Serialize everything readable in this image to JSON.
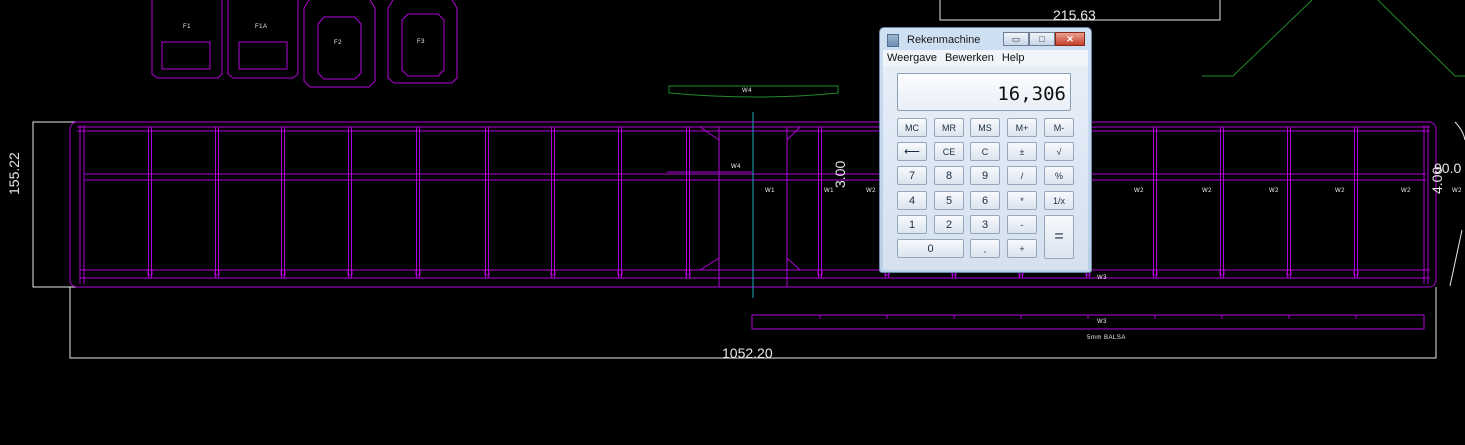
{
  "drawing": {
    "dims": {
      "top": "215.63",
      "left": "155.22",
      "bottom": "1052.20",
      "center": "3.00",
      "right_a": "4.00",
      "right_b": "90.0"
    },
    "formers": [
      "F1",
      "F1A",
      "F2",
      "F3"
    ],
    "labels": {
      "w4_top": "W4",
      "w4_mid": "W4",
      "w1": "W1",
      "w2": "W2",
      "w3": "W3",
      "balsa": "5mm BALSA"
    },
    "colors": {
      "magenta": "#b000d8",
      "green": "#1f8a2a",
      "cyan": "#14a7b8",
      "white": "#e8e8e8"
    }
  },
  "calculator": {
    "title": "Rekenmachine",
    "menu": [
      "Weergave",
      "Bewerken",
      "Help"
    ],
    "display": "16,306",
    "keys": {
      "mc": "MC",
      "mr": "MR",
      "ms": "MS",
      "mplus": "M+",
      "mminus": "M-",
      "back": "⟵",
      "ce": "CE",
      "c": "C",
      "pm": "±",
      "sqrt": "√",
      "k7": "7",
      "k8": "8",
      "k9": "9",
      "div": "/",
      "pct": "%",
      "k4": "4",
      "k5": "5",
      "k6": "6",
      "mul": "*",
      "inv": "1/x",
      "k1": "1",
      "k2": "2",
      "k3": "3",
      "minus": "-",
      "eq": "=",
      "k0": "0",
      "dot": ",",
      "plus": "+"
    }
  }
}
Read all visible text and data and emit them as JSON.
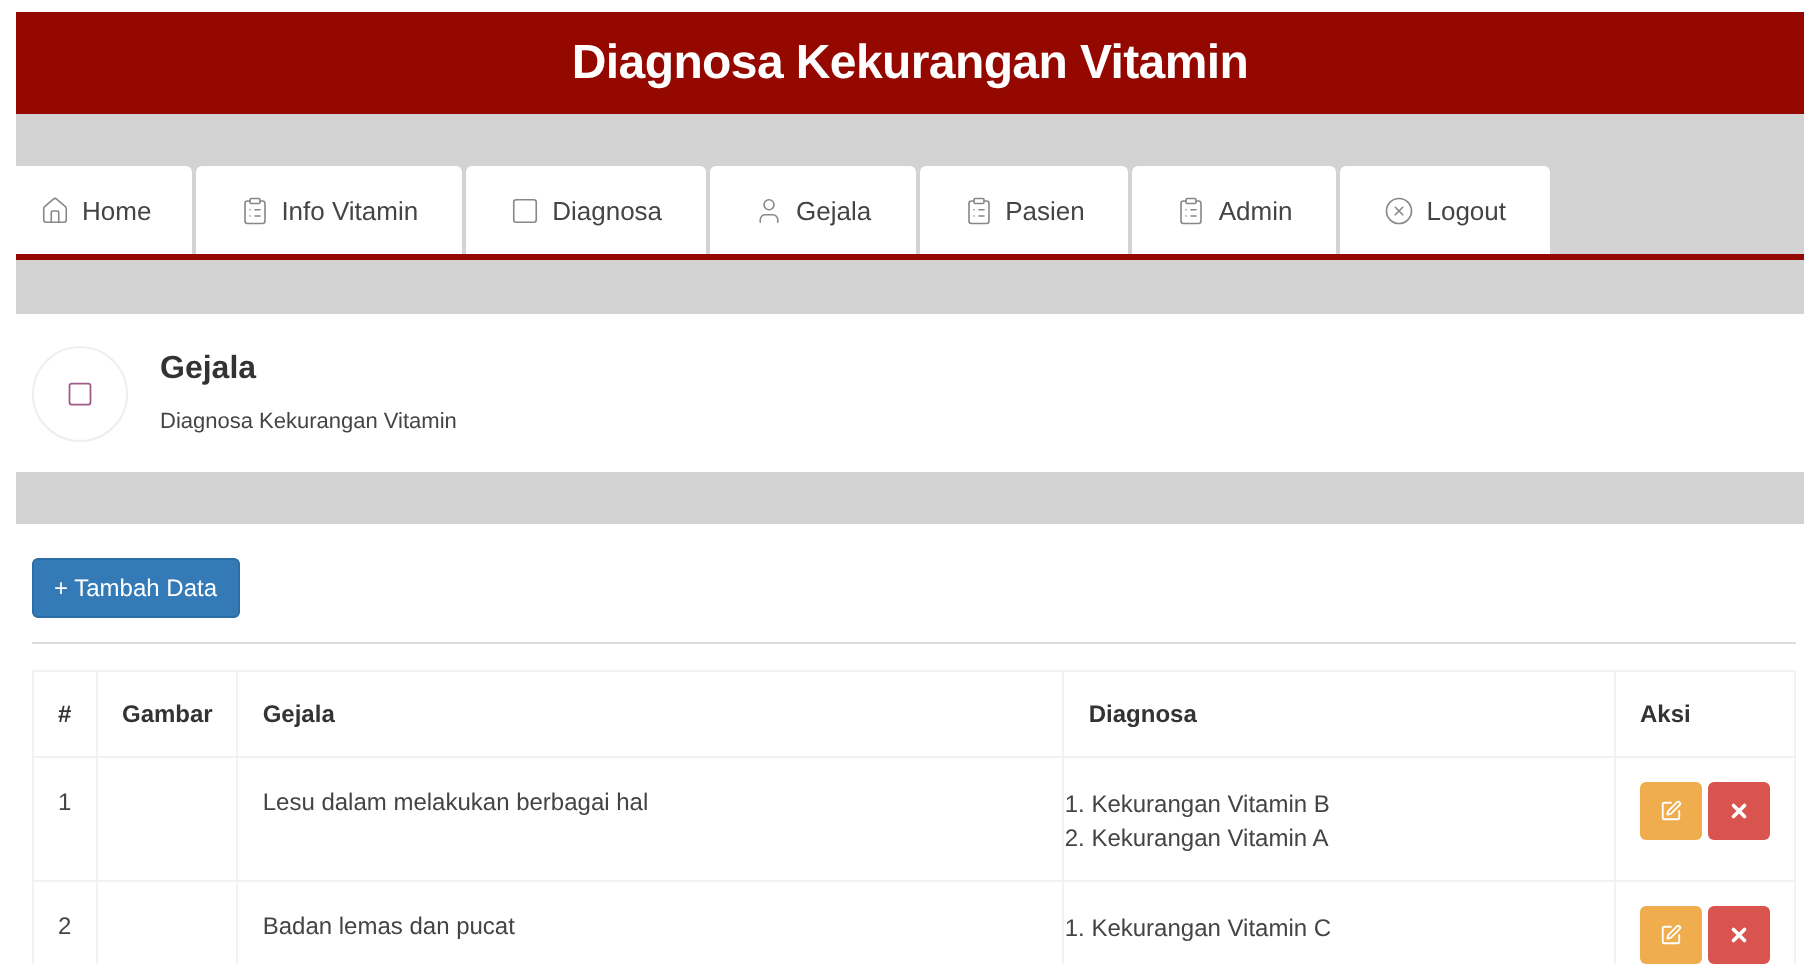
{
  "banner": {
    "title": "Diagnosa Kekurangan Vitamin"
  },
  "nav": [
    {
      "label": "Home",
      "kind": "home"
    },
    {
      "label": "Info Vitamin",
      "kind": "clipboard"
    },
    {
      "label": "Diagnosa",
      "kind": "square"
    },
    {
      "label": "Gejala",
      "kind": "user"
    },
    {
      "label": "Pasien",
      "kind": "clipboard"
    },
    {
      "label": "Admin",
      "kind": "clipboard"
    },
    {
      "label": "Logout",
      "kind": "logout"
    }
  ],
  "page_header": {
    "title": "Gejala",
    "subtitle": "Diagnosa Kekurangan Vitamin"
  },
  "add_button": "+ Tambah Data",
  "table": {
    "columns": [
      "#",
      "Gambar",
      "Gejala",
      "Diagnosa",
      "Aksi"
    ],
    "rows": [
      {
        "no": "1",
        "gejala": "Lesu dalam melakukan berbagai hal",
        "diagnosa": [
          "1. Kekurangan Vitamin B",
          "2. Kekurangan Vitamin A"
        ]
      },
      {
        "no": "2",
        "gejala": "Badan lemas dan pucat",
        "diagnosa": [
          "1. Kekurangan Vitamin C"
        ]
      }
    ]
  }
}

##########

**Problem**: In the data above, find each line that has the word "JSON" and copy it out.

**Solution**:
Serialize everything readable in this image to JSON.
Read all visible text and data and emit them as JSON.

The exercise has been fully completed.